Narrative Inhabitation and its use to reimagine social relationships in public space
Narrative is a powerful thing. A story sticks. The description of a place lodges in your mind,as vivid to you as any image, as genuine as any memory. Sometimes 1000 words is worth more than a picture.
Approaching Bogotá was a challenge. An unfamiliar city with an unknown culture, ostensibly impenetrable with only the shortest of threads that could be pulled to unravel the story. The city offered scraps of information to describe its spaces: stories, events, chance encounters and evidential artefacts. By taking these scraps and combining them, a picture starts to form,a collage of city life. The scraps were varied, their one constant was the spaces they took place within, spaces bearing witness to the life happening around them. These spaces within the city became characters, conscious beings with their own stories of what happened before them, and through their stories Bogotá became knowable.
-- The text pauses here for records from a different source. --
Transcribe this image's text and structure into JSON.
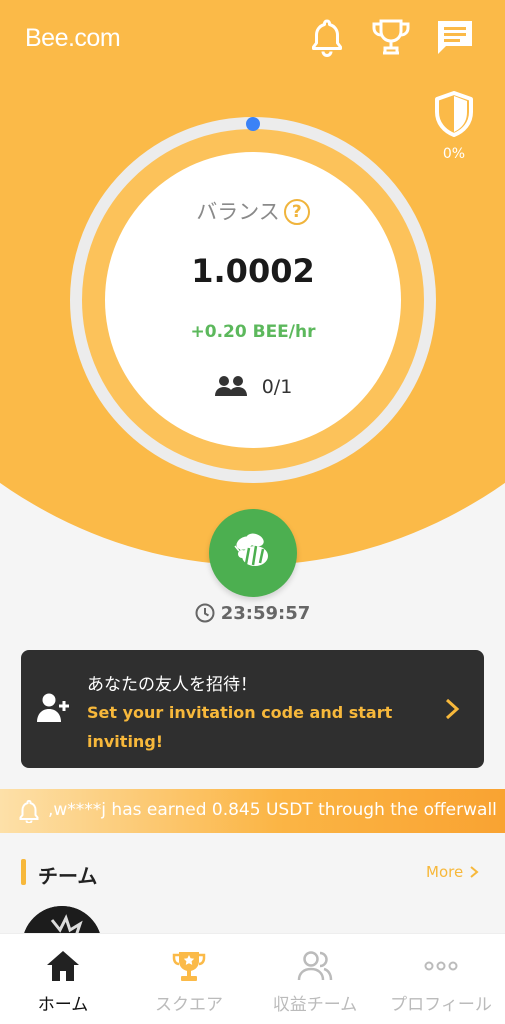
{
  "app": {
    "logo": "Bee.com"
  },
  "header": {
    "shield_percent": "0%"
  },
  "balance": {
    "label": "バランス",
    "help_icon": "?",
    "value": "1.0002",
    "rate": "+0.20 BEE/hr",
    "team_count": "0/1"
  },
  "mining": {
    "timer": "23:59:57"
  },
  "invite": {
    "title": "あなたの友人を招待！",
    "subtitle": "Set your invitation code and start inviting!"
  },
  "ticker": {
    "text": ",w****j has earned 0.845 USDT through the offerwall"
  },
  "team": {
    "title": "チーム",
    "more_label": "More"
  },
  "tabs": [
    {
      "label": "ホーム",
      "icon": "home-icon",
      "active": true
    },
    {
      "label": "スクエア",
      "icon": "trophy-star-icon",
      "active": false
    },
    {
      "label": "収益チーム",
      "icon": "users-icon",
      "active": false
    },
    {
      "label": "プロフィール",
      "icon": "more-dots-icon",
      "active": false
    }
  ],
  "colors": {
    "primary": "#FBBA48",
    "green": "#4CAF50",
    "accent_blue": "#3B82F6",
    "dark_card": "#2F2F2F"
  }
}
I called this technique Narrative Inhabitation.
By listening to the city its assets and limitations became obvious. One place of limitation was the Rio Arzobispo, a forgotten canal running through a residential neighbourhood, unused by its neighbours. This became the site for intervention. All cities have struggles, and Bogotá is no expectation. One issue is dealing with flooding caused by tropical afternoon thunderstorms, inundating the city with shocks of water. Another is the friction between its residents, where public encounters between citizens all to often result in disagreement.
In this project the Rio Arzobispo is turned into a series of water plazas, floodable public spaces. When dry they are spaces for local people to interact, different sections serving the various communities that border the Rio, office workers and students, residents and restaurant goers. When the storm clouds burst open, upon contact with the Andes Mountains the Rio fills, with pools once holding basketball games and picnics now containing millions of liters of water. The Rio is designed to hold the water back, easing the risk of flooding downstream, and once the rain stops the water is slowly released.
The design for the Rio solves concrete issues, relieving pressure on the water infrastructure of Bogotá, increasing the amount of useful green space in the city, preventing flooding in poor areas of the city and encouraging connection between the different communities. It also creates more prosaic effects. Bogotános have a place to encounter each other, but also encounter the nature that is in abundance, just out of reach on the slopes of the mountain Monserrate. Through encounter and experience comes empathy required to change behaviours, be that arguments with other people of the city, or damaging the environment through the pollution of day to day life. All in all the Rio gives a chance for stories to form and be told, for life to happen just as the Narrative Inhabitations of Bogotá showed it can. The Rio gains life, through activity and unpredictability, benefiting the city, and those living within it.